As activity professionals, we have been introduced to a variety of techniques to help our residents.  The techniques range from aromatherapy, validation therapy to Remotivation therapy. Whereas the above mentioned therapies are known there is little known about Remotivation therapy.  It is an underutilized therapy which our residents would benefit from.

Remotivation therapy began over 50 years ago by a volunteer, Dorothy Hoskins Smith, where she discovered that if you focus on the unwounded aspect of the person’s mind the individual responds.  Dorothy Hoskins Smith continued this practice for several sessions. Her clients changed, for example, each one got more involved in other aspects of their life.

A remotivation therapy session consists of 8-10 people which last for 30-45 minutes. The sessions are prepared in advance by the facilitator.  The facilitator breaks it down into five steps.

 

I    Climate of Acceptance

II   Bridge to the Real World

III  Sharing the World In Which We Live

IV  Appreciation of the Work World

V  Climate of Appreciation

 

In these sessions the facilitator asks questions which is related to the topic at hand. The topic is determined by the Remotivational Therapist.  One question lead into another; these are referred to as bounce questions.  The Remotivational Therapist also uses visual and audio cues during the session.  If the clients are suffering with cognition deficit or Alzheimer’s disease there needs to more visual cues.  The facilitator creates an environment where the clients feel safe.  In this environment whatever the client says is accepted by the Remotivational Therapist in a non-judgmental manner.  Thereby a trusting relationship is established between the client and Remotivational Therapist. The Remotivational Therapist accepts and appreciates what the client provides.  It could be actively participating in the session or remain silent throughout the session.  It is the gift of their presence that the Remotivational Therapist acknowledges.

There are three different levels of Remotivational Therapist.  The first one is Provisional Remotivation Therapist (PRmT) where one conducts a session with N.R.T.O Inc. prepared plans.  The second one is a Certified Remotivation Therapist (CRmT) where one can write their lesson plans.  The final one is the Instructor Certified Remotivation Therapist (ICRmT) where one writes up session and teaches other individuals who would like to learn about Remotivation Therapy.

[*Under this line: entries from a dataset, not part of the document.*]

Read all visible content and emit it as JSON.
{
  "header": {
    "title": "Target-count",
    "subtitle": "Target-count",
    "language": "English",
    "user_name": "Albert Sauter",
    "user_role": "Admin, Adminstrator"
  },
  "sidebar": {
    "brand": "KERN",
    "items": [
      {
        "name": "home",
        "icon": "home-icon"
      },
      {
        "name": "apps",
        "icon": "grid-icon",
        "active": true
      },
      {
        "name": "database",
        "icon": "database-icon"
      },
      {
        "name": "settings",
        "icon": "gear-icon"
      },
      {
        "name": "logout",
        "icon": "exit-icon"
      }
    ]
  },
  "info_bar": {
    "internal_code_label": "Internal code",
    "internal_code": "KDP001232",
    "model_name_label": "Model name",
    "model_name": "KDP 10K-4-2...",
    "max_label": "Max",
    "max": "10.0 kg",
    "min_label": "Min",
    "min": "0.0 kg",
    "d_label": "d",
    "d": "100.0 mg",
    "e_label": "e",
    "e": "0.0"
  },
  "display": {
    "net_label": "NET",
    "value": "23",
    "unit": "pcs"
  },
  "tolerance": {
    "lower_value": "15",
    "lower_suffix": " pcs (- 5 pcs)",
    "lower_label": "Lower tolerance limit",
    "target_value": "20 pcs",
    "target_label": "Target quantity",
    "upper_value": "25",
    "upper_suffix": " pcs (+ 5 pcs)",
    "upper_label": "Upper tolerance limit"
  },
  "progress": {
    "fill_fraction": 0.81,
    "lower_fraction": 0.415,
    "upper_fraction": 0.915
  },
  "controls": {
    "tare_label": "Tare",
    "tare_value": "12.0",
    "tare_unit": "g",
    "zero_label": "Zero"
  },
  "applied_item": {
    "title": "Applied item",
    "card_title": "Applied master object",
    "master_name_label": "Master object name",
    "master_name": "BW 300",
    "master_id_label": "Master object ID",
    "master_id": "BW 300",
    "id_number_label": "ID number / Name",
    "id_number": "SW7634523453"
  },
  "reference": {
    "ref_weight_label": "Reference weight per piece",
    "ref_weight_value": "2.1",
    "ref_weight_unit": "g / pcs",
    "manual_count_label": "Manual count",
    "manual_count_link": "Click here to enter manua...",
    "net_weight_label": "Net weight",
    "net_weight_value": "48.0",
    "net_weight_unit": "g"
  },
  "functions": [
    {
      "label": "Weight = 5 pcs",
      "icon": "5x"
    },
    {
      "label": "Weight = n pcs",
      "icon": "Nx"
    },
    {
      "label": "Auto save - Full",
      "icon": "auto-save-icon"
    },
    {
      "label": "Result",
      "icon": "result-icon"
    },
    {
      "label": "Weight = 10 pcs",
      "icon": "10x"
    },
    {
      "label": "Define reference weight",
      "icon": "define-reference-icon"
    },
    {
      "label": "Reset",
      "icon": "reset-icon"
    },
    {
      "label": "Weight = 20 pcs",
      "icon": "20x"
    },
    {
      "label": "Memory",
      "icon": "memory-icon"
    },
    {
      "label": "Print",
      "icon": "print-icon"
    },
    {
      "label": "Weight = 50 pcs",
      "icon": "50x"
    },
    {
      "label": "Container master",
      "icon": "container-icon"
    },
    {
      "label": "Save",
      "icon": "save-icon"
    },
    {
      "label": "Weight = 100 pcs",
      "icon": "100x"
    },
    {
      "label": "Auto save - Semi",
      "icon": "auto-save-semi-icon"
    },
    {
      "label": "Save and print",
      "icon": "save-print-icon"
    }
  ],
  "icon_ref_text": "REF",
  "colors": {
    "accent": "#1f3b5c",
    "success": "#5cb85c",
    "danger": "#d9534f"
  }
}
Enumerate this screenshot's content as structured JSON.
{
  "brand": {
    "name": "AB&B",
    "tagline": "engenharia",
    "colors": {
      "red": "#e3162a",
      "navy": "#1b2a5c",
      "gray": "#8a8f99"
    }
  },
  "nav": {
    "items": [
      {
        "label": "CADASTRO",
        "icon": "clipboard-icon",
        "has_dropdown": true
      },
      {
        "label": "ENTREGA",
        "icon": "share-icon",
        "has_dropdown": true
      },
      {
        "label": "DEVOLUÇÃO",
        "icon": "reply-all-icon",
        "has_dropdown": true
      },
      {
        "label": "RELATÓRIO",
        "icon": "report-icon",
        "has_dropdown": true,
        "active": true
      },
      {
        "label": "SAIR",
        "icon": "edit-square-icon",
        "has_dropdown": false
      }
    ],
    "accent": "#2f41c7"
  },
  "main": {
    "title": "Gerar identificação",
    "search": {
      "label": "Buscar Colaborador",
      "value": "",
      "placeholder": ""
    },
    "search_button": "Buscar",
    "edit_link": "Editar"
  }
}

The National Remotivation Therapy Organization Inc. is a non-profit organization which was established in 1971.  It maintains the current standards and recertification.  For further information visit their website www.remotivation.com.

 

By

Denise Lima-Laskiewicz, ADC/EDU, ICRmT

Site: www.remotivation.com.